  • Some molecules are magnetic. Others are not. Spin-crossover molecules are unusual because they can be switched between magnetic (high-spin) and non-magnetic (more generally, low-spin) states by temperature, pressure, chemical environment, or irradiation by light. Furthermore, materials containing spin-crossover molecules can display phase transitions between states with different spatial patterns of molecules with high- and low-spin that have similarities to emergent states with magnetic, orbital and charge ordering, such as antiferromagnetism.

    The fundamental question you will investigate is: why does this happen? This will require the application of state-of-the-art computational methodologies to describe the quantum behavior of the electrons in these materials. Importantly, the electrons interact strongly with one another in these systems. This means that the behaviors are collective and the standard approaches to chemistry, where we treat each electron independently, fail miserably. Instead you will use supercomputers to model the collective physics.

  • Materials are vital for modern technology. Our understanding and control of the physics of silicon enabled the digital revolution. But electron-electron interactions are not important for the physics of silicon. In many other materials quantum mechanical electron-electron interactions determine the properties of the materials. These quantum materials show amazing properties such as high temperature superconductivity and sometime have excitations that are very different from the properties of the vacuum [1]. If we could routinely design and control quantum materials it would revolutionise technologies from electricity distribution to computing. But currently we have very limited abilities to design quantum materials. A new class of materials, MOFs, may be the key to enabling the rational design of quantum materials. Several projects are available in this area using techniques varying from supercomputer calculations to pen and paper theory to help change this in collaboration with world leading synthetic chemists and experimental physicists.
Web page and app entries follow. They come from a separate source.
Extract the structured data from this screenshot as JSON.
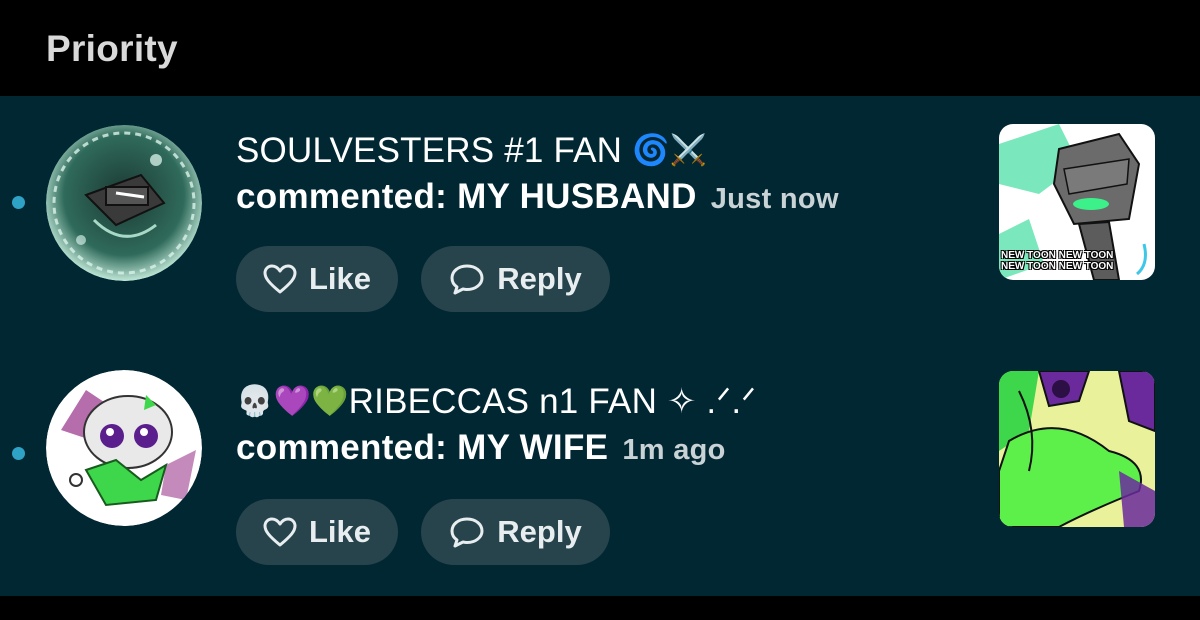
{
  "header": {
    "title": "Priority"
  },
  "notifications": [
    {
      "username": "SOULVESTERS #1 FAN",
      "username_prefix_emoji": "",
      "username_suffix_emoji": "🌀⚔️",
      "comment": "commented: MY HUSBAND",
      "timestamp": "Just now",
      "like_label": "Like",
      "reply_label": "Reply",
      "thumbnail_caption": "NEW TOON NEW TOON\nNEW TOON NEW TOON"
    },
    {
      "username": "RIBECCAS n1 FAN ✧ .ᐟ.ᐟ",
      "username_prefix_emoji": "💀💜💚",
      "username_suffix_emoji": "",
      "comment": "commented: MY WIFE",
      "timestamp": "1m ago",
      "like_label": "Like",
      "reply_label": "Reply",
      "thumbnail_caption": ""
    }
  ],
  "colors": {
    "background": "#000000",
    "list_background": "#012733",
    "button_background": "#27444d",
    "unread_dot": "#2fa3c6"
  },
  "icons": [
    "heart-icon",
    "speech-bubble-icon"
  ]
}
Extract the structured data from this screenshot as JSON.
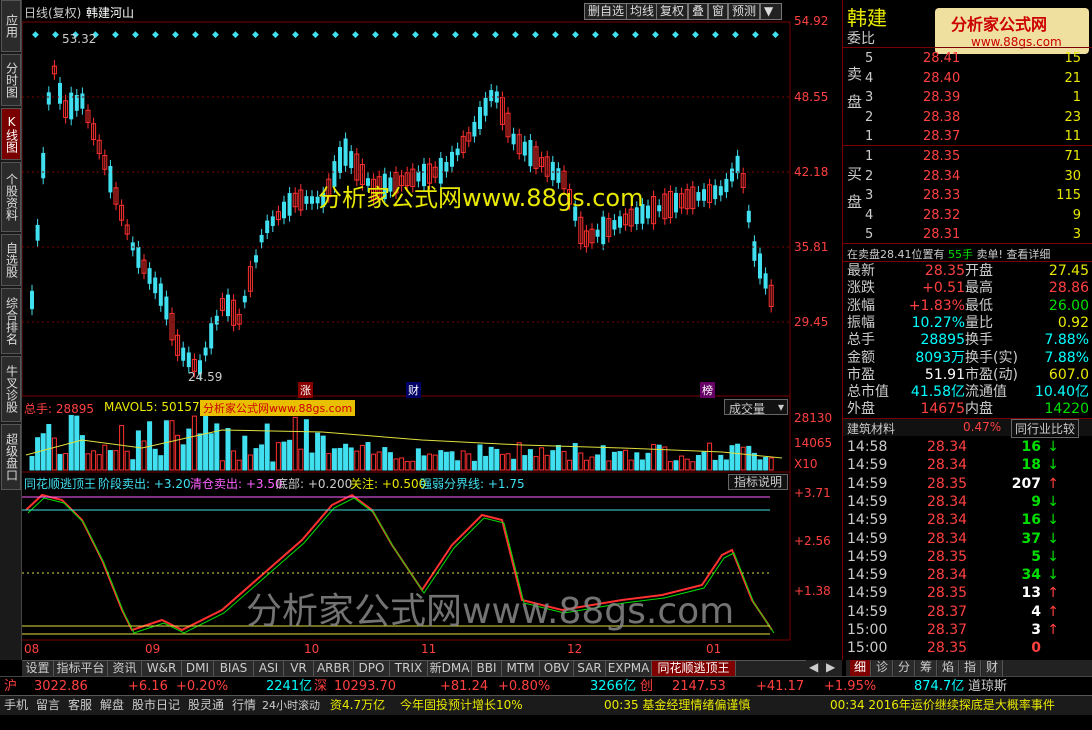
{
  "leftnav": [
    "应用",
    "分时图",
    "K线图",
    "个股资料",
    "自选股",
    "综合排名",
    "牛叉诊股",
    "超级盘口"
  ],
  "topbar": {
    "title": "日线(复权)",
    "stock": "韩建河山",
    "buttons": [
      "删自选",
      "均线",
      "复权",
      "叠",
      "窗",
      "预测"
    ]
  },
  "kline": {
    "price_labels": [
      "54.92",
      "48.55",
      "42.18",
      "35.81",
      "29.45"
    ],
    "high_mark": "53.32",
    "low_mark": "24.59",
    "events": [
      "涨",
      "财",
      "榜"
    ]
  },
  "volume": {
    "label_total": "总手: 28895",
    "label_mavol": "MAVOL5: 50157",
    "select": "成交量",
    "axis": [
      "28130",
      "14065",
      "X10"
    ]
  },
  "indicator": {
    "name": "同花顺逃顶王",
    "items": [
      "阶段卖出: +3.20",
      "清仓卖出: +3.50",
      "底部: +0.200",
      "关注: +0.500",
      "强弱分界线: +1.75"
    ],
    "btn": "指标说明",
    "axis": [
      "+3.71",
      "+2.56",
      "+1.38"
    ]
  },
  "xaxis": [
    "08",
    "09",
    "10",
    "11",
    "12",
    "01"
  ],
  "watermark": {
    "kline": "分析家公式网www.88gs.com",
    "ind": "分析家公式网www.88gs.com",
    "vol": "分析家公式网www.88gs.com",
    "logo": "分析家公式网",
    "logo_url": "www.88gs.com"
  },
  "quote": {
    "name": "韩建",
    "wb": "委比",
    "sell": [
      [
        "5",
        "28.41",
        "15"
      ],
      [
        "4",
        "28.40",
        "21"
      ],
      [
        "3",
        "28.39",
        "1"
      ],
      [
        "2",
        "28.38",
        "23"
      ],
      [
        "1",
        "28.37",
        "11"
      ]
    ],
    "buy": [
      [
        "1",
        "28.35",
        "71"
      ],
      [
        "2",
        "28.34",
        "30"
      ],
      [
        "3",
        "28.33",
        "115"
      ],
      [
        "4",
        "28.32",
        "9"
      ],
      [
        "5",
        "28.31",
        "3"
      ]
    ],
    "side_sell": "卖盘",
    "side_buy": "买盘",
    "info": "在卖盘28.41位置有",
    "info_vol": "55手",
    "info_tail": "卖单! 查看详细",
    "stats": [
      [
        "最新",
        "28.35",
        "开盘",
        "27.45"
      ],
      [
        "涨跌",
        "+0.51",
        "最高",
        "28.86"
      ],
      [
        "涨幅",
        "+1.83%",
        "最低",
        "26.00"
      ],
      [
        "振幅",
        "10.27%",
        "量比",
        "0.92"
      ],
      [
        "总手",
        "28895",
        "换手",
        "7.88%"
      ],
      [
        "金额",
        "8093万",
        "换手(实)",
        "7.88%"
      ],
      [
        "市盈",
        "51.91",
        "市盈(动)",
        "607.0"
      ],
      [
        "总市值",
        "41.58亿",
        "流通值",
        "10.40亿"
      ],
      [
        "外盘",
        "14675",
        "内盘",
        "14220"
      ]
    ],
    "industry": "建筑材料",
    "industry_pct": "0.47%",
    "industry_btn": "同行业比较",
    "ticks": [
      [
        "14:58",
        "28.34",
        "16",
        "dn"
      ],
      [
        "14:59",
        "28.34",
        "18",
        "dn"
      ],
      [
        "14:59",
        "28.35",
        "207",
        "up"
      ],
      [
        "14:59",
        "28.34",
        "9",
        "dn"
      ],
      [
        "14:59",
        "28.34",
        "16",
        "dn"
      ],
      [
        "14:59",
        "28.34",
        "37",
        "dn"
      ],
      [
        "14:59",
        "28.35",
        "5",
        "dn"
      ],
      [
        "14:59",
        "28.34",
        "34",
        "dn"
      ],
      [
        "14:59",
        "28.35",
        "13",
        "up"
      ],
      [
        "14:59",
        "28.37",
        "4",
        "up"
      ],
      [
        "15:00",
        "28.37",
        "3",
        "up"
      ],
      [
        "15:00",
        "28.35",
        "0",
        ""
      ]
    ]
  },
  "tabs": [
    "设置",
    "指标平台",
    "资讯",
    "W&R",
    "DMI",
    "BIAS",
    "ASI",
    "VR",
    "ARBR",
    "DPO",
    "TRIX",
    "新DMA",
    "BBI",
    "MTM",
    "OBV",
    "SAR",
    "EXPMA",
    "同花顺逃顶王"
  ],
  "rtabs": [
    "细",
    "诊",
    "分",
    "筹",
    "焰",
    "指",
    "财"
  ],
  "status": {
    "sh": "沪",
    "sh_v": "3022.86",
    "sh_c": "+6.16",
    "sh_p": "+0.20%",
    "sh_a": "2241亿",
    "sz": "深",
    "sz_v": "10293.70",
    "sz_c": "+81.24",
    "sz_p": "+0.80%",
    "sz_a": "3266亿",
    "cy": "创",
    "cy_v": "2147.53",
    "cy_c": "+41.17",
    "cy_p": "+1.95%",
    "cy_a": "874.7亿",
    "dj": "道琼斯"
  },
  "bottom": {
    "items": [
      "手机",
      "留言",
      "客服",
      "解盘",
      "股市日记",
      "股灵通",
      "行情",
      "24小时滚动"
    ],
    "news1": "资4.7万亿",
    "news2": "今年固投预计增长10%",
    "news3": "00:35 基金经理情绪偏谨慎",
    "news4": "00:34 2016年运价继续探底是大概率事件"
  },
  "colors": {
    "up": "#ff3030",
    "down": "#40e0f0",
    "axis": "#7a0000"
  }
}
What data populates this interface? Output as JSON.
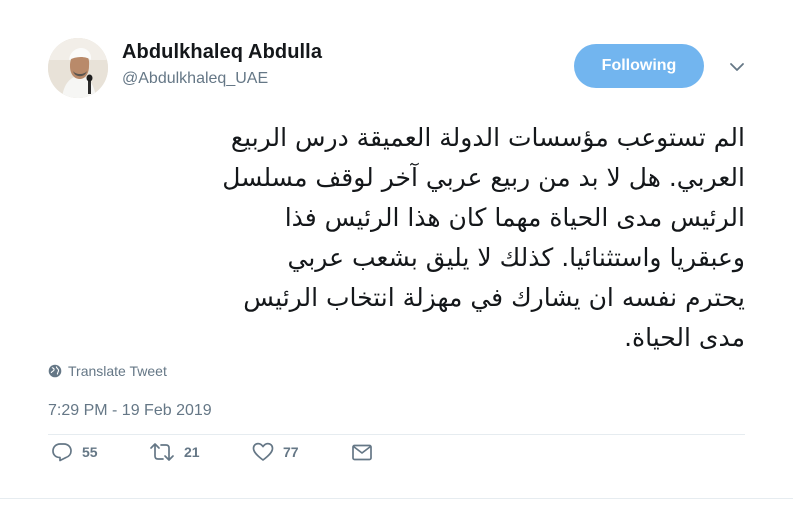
{
  "author": {
    "name": "Abdulkhaleq Abdulla",
    "handle": "@Abdulkhaleq_UAE",
    "avatar_icon": "profile-photo"
  },
  "follow_button": {
    "label": "Following",
    "color": "#72b5ef"
  },
  "menu_icon": "chevron-down-icon",
  "tweet": {
    "lines": [
      "الم تستوعب مؤسسات الدولة العميقة درس الربيع",
      "العربي. هل لا بد من ربيع عربي آخر لوقف مسلسل",
      "الرئيس مدى الحياة مهما كان هذا الرئيس فذا",
      "وعبقريا واستثنائيا. كذلك لا يليق بشعب عربي",
      "يحترم نفسه ان يشارك في مهزلة انتخاب الرئيس",
      "مدى الحياة."
    ]
  },
  "translate": {
    "label": "Translate Tweet",
    "icon": "globe-icon"
  },
  "timestamp": "7:29 PM - 19 Feb 2019",
  "actions": {
    "reply": {
      "icon": "reply-icon",
      "count": "55"
    },
    "retweet": {
      "icon": "retweet-icon",
      "count": "21"
    },
    "like": {
      "icon": "heart-icon",
      "count": "77"
    },
    "message": {
      "icon": "envelope-icon"
    }
  },
  "colors": {
    "text": "#14171a",
    "secondary": "#657786",
    "accent": "#72b5ef"
  }
}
    [1] B. J. Powell, The expanding materials multiverse, Science 360, 1074 (2018)

  • A room temperature, ambient pressure superconductor would change the world. We could plant "farms" of solar panels in the outback and losslessly transport the energy generated to capital cities and Asia, dramatically lowering the cost of power generation. But the world record for the highest temperature ambient pressure superconductor hasn't increased in decades.

    However, new types of materials have recently emerged that can be clicked together like lego. This offers us the chance to design new materials with taylored propoerties from the ground up. However, doing so is a formidable theoretical challenge that requires understanding the quantum mechanical behaviours of 10^23 electrons simulatneously? In this project you will develop and apply new theoretical techniques to attack this problem.